[Source data]
>>>

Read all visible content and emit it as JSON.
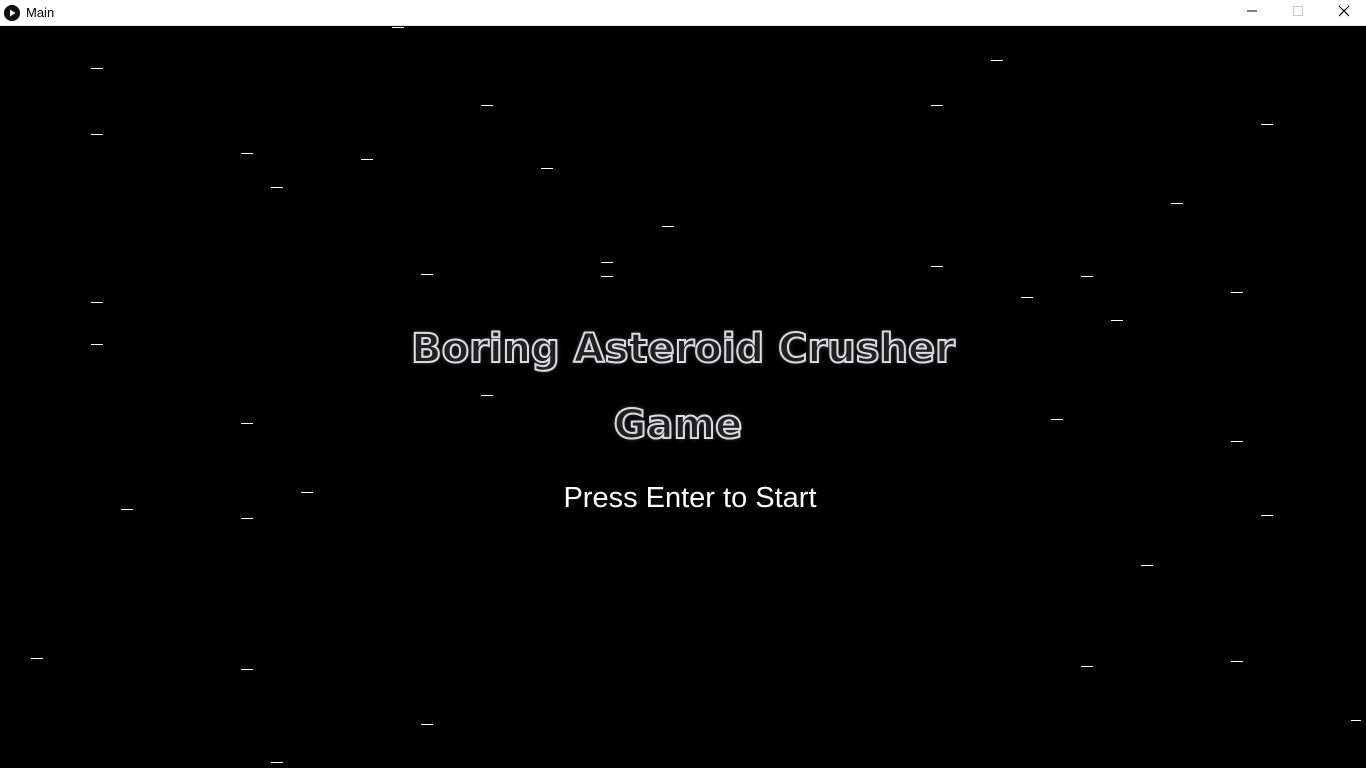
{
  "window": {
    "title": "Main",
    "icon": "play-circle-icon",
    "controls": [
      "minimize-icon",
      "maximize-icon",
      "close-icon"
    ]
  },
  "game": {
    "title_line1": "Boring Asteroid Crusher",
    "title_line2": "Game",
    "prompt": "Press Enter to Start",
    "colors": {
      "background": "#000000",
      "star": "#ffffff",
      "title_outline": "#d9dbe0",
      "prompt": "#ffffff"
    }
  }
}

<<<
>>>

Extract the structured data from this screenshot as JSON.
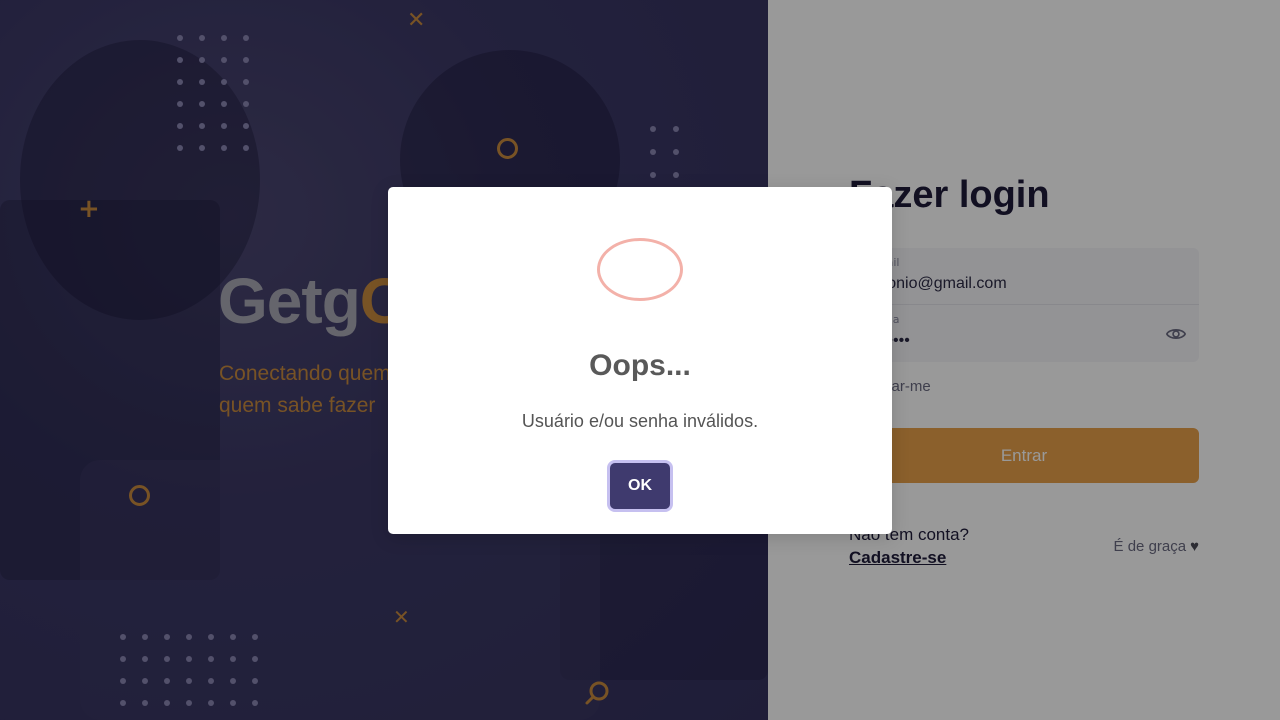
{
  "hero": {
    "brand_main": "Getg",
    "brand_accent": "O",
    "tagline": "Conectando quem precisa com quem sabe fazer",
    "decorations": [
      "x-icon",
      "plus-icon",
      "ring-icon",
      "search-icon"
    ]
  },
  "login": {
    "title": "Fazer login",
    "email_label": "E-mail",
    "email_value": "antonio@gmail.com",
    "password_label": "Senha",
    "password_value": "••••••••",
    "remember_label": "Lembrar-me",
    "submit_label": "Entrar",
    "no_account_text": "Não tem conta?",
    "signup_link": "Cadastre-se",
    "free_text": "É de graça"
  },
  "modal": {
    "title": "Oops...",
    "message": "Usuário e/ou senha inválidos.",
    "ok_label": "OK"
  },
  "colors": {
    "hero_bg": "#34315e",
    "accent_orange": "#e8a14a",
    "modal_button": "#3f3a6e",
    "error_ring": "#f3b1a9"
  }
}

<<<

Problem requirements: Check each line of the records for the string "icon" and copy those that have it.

Result:
    "icon": "play-circle-icon",
      "minimize-icon",
      "maximize-icon",
      "close-icon"
      "x-icon",
      "plus-icon",
      "ring-icon",
      "search-icon"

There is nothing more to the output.